Judge puts a brake on extra-judicial Guantanamo transfers

According to the Washington Post, a judge has ruled against the Pentagon, which had hoped to send 13 Guantanamo detainees to countries where they may force torture. The Pentagon must provide 30 days advance notice to allow the detainees’ lawyers to file an appeal.

    “They got the wrong guys at the wrong place,” said Michael Ratner, of the Center for Constitutional Rights. “These people were imprisoned, interrogated and tortured for no reason. So now the government wants to get rid of them, because they just can’t justify what they’ve done.”

As a result of this ruling, the detainees should get their day in court, and the courts should establish oversight over Guantanamo Bay operations and control over detainee transfers.

Democrats merge with Republicans in all but name

Hard on the heels of Jesse Jackson praying with the Schindlers (Terri Schiavo’s parents), comes “word that Senator Hillary Clinton has joined right wing advocates in decrying the gaming industry as a paragon of loose morals and corrupting influences. From the article: “Children are playing a game that encourages them to have sex with prostitutes and then murder them…This is a silent epidemic of media desensitisation that teaches kids it’s OK to diss people because they are a woman, they’re a different colour or they’re from a different place.”

So the game isn’t exactly savory. But censorship poses its own historically well-established set of problems, and the harms posed by this game are assumed, not proven.
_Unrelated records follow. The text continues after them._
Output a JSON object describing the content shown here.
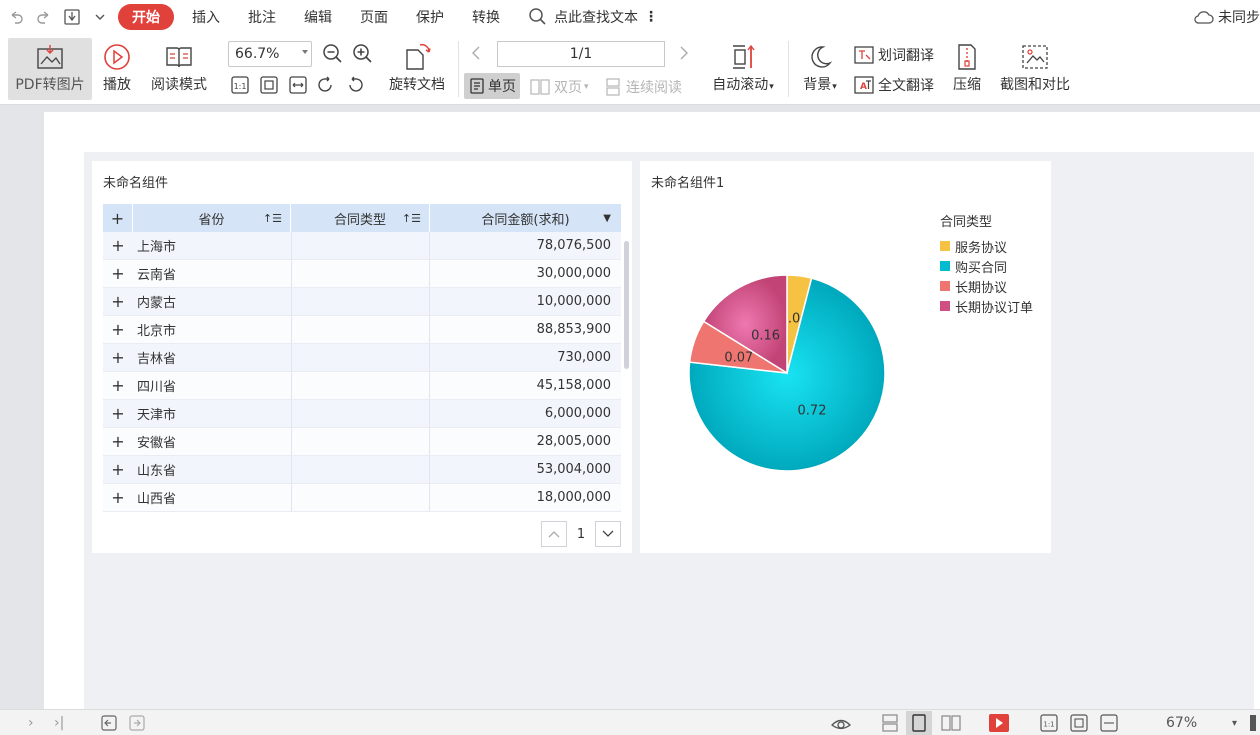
{
  "menubar": {
    "tabs": [
      {
        "label": "开始",
        "active": true
      },
      {
        "label": "插入"
      },
      {
        "label": "批注"
      },
      {
        "label": "编辑"
      },
      {
        "label": "页面"
      },
      {
        "label": "保护"
      },
      {
        "label": "转换"
      }
    ],
    "search_label": "点此查找文本",
    "sync_label": "未同步"
  },
  "toolbar": {
    "pdf_to_image": "PDF转图片",
    "play": "播放",
    "read_mode": "阅读模式",
    "zoom": "66.7%",
    "rotate_doc": "旋转文档",
    "page_indicator": "1/1",
    "single_page": "单页",
    "double_page": "双页",
    "continuous": "连续阅读",
    "auto_scroll": "自动滚动",
    "background": "背景",
    "word_translate": "划词翻译",
    "full_translate": "全文翻译",
    "compress": "压缩",
    "screenshot_compare": "截图和对比"
  },
  "table_widget": {
    "title": "未命名组件",
    "headers": {
      "province": "省份",
      "contract_type": "合同类型",
      "amount": "合同金额(求和)"
    },
    "rows": [
      {
        "province": "上海市",
        "amount": "78,076,500"
      },
      {
        "province": "云南省",
        "amount": "30,000,000"
      },
      {
        "province": "内蒙古",
        "amount": "10,000,000"
      },
      {
        "province": "北京市",
        "amount": "88,853,900"
      },
      {
        "province": "吉林省",
        "amount": "730,000"
      },
      {
        "province": "四川省",
        "amount": "45,158,000"
      },
      {
        "province": "天津市",
        "amount": "6,000,000"
      },
      {
        "province": "安徽省",
        "amount": "28,005,000"
      },
      {
        "province": "山东省",
        "amount": "53,004,000"
      },
      {
        "province": "山西省",
        "amount": "18,000,000"
      }
    ],
    "page_number": "1"
  },
  "chart_widget": {
    "title": "未命名组件1"
  },
  "chart_data": {
    "type": "pie",
    "legend_title": "合同类型",
    "legend_position": "top-right",
    "slices": [
      {
        "name": "服务协议",
        "value": 0.04,
        "label": "0.04",
        "color": "#f6c244"
      },
      {
        "name": "购买合同",
        "value": 0.72,
        "label": "0.72",
        "color": "#00bcd0"
      },
      {
        "name": "长期协议",
        "value": 0.07,
        "label": "0.07",
        "color": "#ef7670"
      },
      {
        "name": "长期协议订单",
        "value": 0.16,
        "label": "0.16",
        "color": "#cf4f83"
      }
    ]
  },
  "statusbar": {
    "zoom": "67%"
  },
  "colors": {
    "accent": "#e0413b",
    "table_header": "#d5e4f7"
  }
}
With the most scarily secretive presidential administration in history, we need to work on opening society, not clamping down on it.

Rev. Jesse Jackson over the edge

It was bad enough that Jesse Jackson hosted Michael Jackson on his radio show, in which the “King of Pop actually compared his child molestation prosecution to the persecution suffered by South Africa’s Nelson Mandela and boxing champions Muhammad Ali and Jack Johnson.” Now the Reverend, who, as I recall, pointed to jobs and health care as being more relevant than stem cell research and gay marriage, has joined with Terri Schiavo’s parents in prayer, condemning the removal of her feeding tube. “‘I feel so passionate about this injustice being done, how unnecessary it is to deny her a feeding tube, water, not even ice to be used for her parched lips,’ he said. ‘This is a moral issue and it transcends politics and family disputes.'”